HSBC sought to woo investors on Monday with a higher profitability target and bullish dividend outlook, as Europe’s biggest bank pushed back on a proposal by top shareholder Ping An Insurance Group Co to split itself.
HSBC raised its near-term return on tangible equity goal to at least 12 percent from 2023 onwards from an earlier flagged 10 percent minimum. HSBC also said that it intends to revert to paying quarterly dividends from the start of 2023
The London-headquartered bank raised its near-term return on tangible equity goal to at least 12 percent from 2023 onwards from an earlier flagged 10 percent minimum. HSBC also said that it intends to revert to paying quarterly dividends from the start of 2023.
“We understand and appreciate the importance of dividends to all of our shareholders. We will aim to restore the dividend to pre-COVID-19 levels as soon as possible,” Chief Executive Noel Quinn, who has been running HSBC for more than two years, said in the results statement.
HSBC said it would pay an interim dividend of 9 cents per share. It also said stock buybacks remain unlikely this year.
The bank’s Hong Kong-listed shares reversed early losses and rose 3.7 percent in afternoon trade in a weak broader market.
HSBC has come under pressure from Ping An to explore strategic options such as spinning off its mainstay Asian business to unlock greater shareholder value.
The proposal has won support from some retail investors in Hong Kong who were disgruntled with dual-listed HSBC’s decision to cancel its dividend payment in 2020.
A Hong Kong politician has urged HSBC to spin off its Asia business and appoint representatives of Ping An to its board, as the global lender prepares to meet with Hong Kong shareholders on Tuesday.
The bank has shared the findings of a review by external advisers into the validity of its strategy with its board, but will not publish them externally, Quinn told Reuters on Monday. “Look at the half-year results, and you’ll see the value of the current strategy,” he said.

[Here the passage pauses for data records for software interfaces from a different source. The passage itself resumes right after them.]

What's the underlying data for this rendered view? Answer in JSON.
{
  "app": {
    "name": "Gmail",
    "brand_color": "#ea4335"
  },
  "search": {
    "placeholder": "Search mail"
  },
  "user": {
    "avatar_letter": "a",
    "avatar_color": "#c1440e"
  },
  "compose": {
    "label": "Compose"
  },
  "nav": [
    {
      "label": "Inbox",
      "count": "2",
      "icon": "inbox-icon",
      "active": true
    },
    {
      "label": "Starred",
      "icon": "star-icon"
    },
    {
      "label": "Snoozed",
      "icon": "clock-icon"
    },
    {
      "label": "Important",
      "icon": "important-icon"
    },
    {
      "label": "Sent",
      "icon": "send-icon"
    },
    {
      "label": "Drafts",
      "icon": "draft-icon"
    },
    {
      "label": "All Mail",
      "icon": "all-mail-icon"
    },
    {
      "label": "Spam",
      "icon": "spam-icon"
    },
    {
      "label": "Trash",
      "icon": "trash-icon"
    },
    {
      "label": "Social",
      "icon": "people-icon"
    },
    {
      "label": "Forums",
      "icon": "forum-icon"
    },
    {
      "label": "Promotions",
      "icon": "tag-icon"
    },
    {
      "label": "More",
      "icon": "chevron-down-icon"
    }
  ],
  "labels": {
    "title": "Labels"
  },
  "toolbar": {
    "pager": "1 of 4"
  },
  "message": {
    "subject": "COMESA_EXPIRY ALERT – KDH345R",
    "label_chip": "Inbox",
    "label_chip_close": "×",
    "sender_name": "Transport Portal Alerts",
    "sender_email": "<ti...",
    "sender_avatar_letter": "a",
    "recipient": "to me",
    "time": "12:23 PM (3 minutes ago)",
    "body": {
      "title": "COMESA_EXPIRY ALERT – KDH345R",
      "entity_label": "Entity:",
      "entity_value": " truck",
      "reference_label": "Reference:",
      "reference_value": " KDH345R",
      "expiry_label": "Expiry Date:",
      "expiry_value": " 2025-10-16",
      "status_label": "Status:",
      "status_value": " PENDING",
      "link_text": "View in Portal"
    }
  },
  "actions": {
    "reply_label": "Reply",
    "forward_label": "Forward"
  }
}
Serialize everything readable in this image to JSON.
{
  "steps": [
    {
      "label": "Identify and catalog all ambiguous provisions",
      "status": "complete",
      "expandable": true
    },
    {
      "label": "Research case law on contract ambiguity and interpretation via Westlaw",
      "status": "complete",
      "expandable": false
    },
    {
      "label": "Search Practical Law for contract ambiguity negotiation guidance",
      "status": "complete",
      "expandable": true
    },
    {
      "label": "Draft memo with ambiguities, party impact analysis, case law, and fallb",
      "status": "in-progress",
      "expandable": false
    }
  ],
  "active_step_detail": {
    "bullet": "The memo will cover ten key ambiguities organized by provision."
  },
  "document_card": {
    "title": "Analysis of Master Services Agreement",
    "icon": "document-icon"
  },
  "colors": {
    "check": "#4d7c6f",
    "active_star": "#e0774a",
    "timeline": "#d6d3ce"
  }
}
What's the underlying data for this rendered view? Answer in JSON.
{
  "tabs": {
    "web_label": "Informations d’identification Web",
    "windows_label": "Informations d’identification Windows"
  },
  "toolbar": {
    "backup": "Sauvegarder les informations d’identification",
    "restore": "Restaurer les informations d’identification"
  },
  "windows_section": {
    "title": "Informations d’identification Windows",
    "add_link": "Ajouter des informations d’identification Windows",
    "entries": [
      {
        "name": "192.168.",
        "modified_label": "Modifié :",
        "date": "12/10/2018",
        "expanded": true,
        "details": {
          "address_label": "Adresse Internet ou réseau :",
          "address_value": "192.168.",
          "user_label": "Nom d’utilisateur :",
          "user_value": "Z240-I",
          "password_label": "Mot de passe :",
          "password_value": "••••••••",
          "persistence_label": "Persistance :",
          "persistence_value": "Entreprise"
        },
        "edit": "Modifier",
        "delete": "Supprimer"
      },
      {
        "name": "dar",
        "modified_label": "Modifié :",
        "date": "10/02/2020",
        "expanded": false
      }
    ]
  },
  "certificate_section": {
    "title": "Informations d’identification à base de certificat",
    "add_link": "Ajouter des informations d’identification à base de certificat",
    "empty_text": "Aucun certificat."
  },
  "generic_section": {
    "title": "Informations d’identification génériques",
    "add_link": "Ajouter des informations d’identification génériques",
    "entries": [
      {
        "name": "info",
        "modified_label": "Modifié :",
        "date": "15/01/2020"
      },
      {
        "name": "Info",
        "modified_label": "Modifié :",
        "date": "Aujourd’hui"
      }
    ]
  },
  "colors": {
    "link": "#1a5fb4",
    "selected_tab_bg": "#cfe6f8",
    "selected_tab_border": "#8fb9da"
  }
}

HSBC has come under pressure from top shareholder Ping An to explore strategic options such as spinning off its mainstay Asian business to unlock greater shareholder value
HSBC has not directly made a reference to Ping An’s call for splitting the bank but, in an implied rebuttal to the mainland insurer, said on Monday it is accelerating the restructuring of its US and European businesses, and will rely on its global network to continue to drive profits.
“Our strength as a well connected, global institution is the main reason our wholesale clients choose to bank with us and we are determined to capitalise on the advantages our network gives us,” Quinn said in the earnings release.
HSBC posted a pretax profit of $9.2 billion for the six months ending June 30, down from $10.84 billion a year ago but beating the $8.15 billion average estimate of analysts compiled by the bank.
Asia’s share of profit went up to 69 percent in the first half from 64 percent a year ago.
HSBC reported a $1.1 billion charge for expected credit losses, as heightened economic uncertainty and rising inflation put more of its borrowers into difficulties.